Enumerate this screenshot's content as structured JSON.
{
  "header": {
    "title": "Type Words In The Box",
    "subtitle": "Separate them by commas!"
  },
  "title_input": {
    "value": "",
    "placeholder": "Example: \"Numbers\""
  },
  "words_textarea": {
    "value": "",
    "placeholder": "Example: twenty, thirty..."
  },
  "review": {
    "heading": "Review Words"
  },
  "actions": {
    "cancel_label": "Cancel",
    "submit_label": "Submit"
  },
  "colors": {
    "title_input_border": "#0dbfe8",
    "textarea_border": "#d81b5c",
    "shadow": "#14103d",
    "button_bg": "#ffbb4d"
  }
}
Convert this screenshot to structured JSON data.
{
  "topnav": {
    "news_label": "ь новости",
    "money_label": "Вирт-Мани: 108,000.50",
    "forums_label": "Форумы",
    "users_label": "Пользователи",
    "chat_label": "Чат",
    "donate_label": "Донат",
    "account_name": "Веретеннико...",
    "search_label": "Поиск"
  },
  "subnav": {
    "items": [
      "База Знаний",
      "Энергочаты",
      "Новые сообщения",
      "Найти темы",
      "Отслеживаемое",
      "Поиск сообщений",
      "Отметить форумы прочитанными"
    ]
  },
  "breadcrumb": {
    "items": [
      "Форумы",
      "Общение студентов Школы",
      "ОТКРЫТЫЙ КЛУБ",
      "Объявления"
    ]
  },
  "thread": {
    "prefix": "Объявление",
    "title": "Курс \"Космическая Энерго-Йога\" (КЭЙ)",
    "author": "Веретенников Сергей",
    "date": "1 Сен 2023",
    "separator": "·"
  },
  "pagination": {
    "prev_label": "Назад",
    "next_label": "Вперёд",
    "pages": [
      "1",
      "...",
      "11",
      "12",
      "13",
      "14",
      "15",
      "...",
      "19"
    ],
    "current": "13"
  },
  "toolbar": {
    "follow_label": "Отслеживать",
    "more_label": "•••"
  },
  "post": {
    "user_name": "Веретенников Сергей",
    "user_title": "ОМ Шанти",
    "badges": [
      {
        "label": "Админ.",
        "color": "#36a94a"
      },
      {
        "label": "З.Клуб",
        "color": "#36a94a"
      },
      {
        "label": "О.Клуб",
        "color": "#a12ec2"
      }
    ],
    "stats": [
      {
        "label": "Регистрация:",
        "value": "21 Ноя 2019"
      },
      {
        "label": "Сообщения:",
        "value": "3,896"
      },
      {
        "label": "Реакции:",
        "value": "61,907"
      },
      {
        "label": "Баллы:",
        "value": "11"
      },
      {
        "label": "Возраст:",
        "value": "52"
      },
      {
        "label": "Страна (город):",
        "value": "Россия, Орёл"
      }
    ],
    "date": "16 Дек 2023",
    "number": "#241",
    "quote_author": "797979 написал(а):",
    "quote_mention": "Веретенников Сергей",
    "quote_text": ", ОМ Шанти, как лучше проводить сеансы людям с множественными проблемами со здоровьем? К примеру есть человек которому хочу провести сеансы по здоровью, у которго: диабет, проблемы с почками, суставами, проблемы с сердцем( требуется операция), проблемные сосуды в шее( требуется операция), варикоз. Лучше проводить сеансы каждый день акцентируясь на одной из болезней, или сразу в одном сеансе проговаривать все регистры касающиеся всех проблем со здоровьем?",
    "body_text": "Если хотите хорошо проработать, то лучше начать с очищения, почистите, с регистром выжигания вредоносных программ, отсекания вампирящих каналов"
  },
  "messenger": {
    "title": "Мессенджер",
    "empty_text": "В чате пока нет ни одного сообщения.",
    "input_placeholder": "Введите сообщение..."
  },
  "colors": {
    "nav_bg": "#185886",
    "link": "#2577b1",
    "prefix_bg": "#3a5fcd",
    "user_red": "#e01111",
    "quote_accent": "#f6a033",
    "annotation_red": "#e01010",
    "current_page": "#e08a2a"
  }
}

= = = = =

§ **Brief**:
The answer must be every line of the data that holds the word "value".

§ **Result of the exercise**:
    "value": "",
    "value": "",
        "value": "21 Ноя 2019"
        "value": "3,896"
        "value": "61,907"
        "value": "11"
        "value": "52"
        "value": "Россия, Орёл"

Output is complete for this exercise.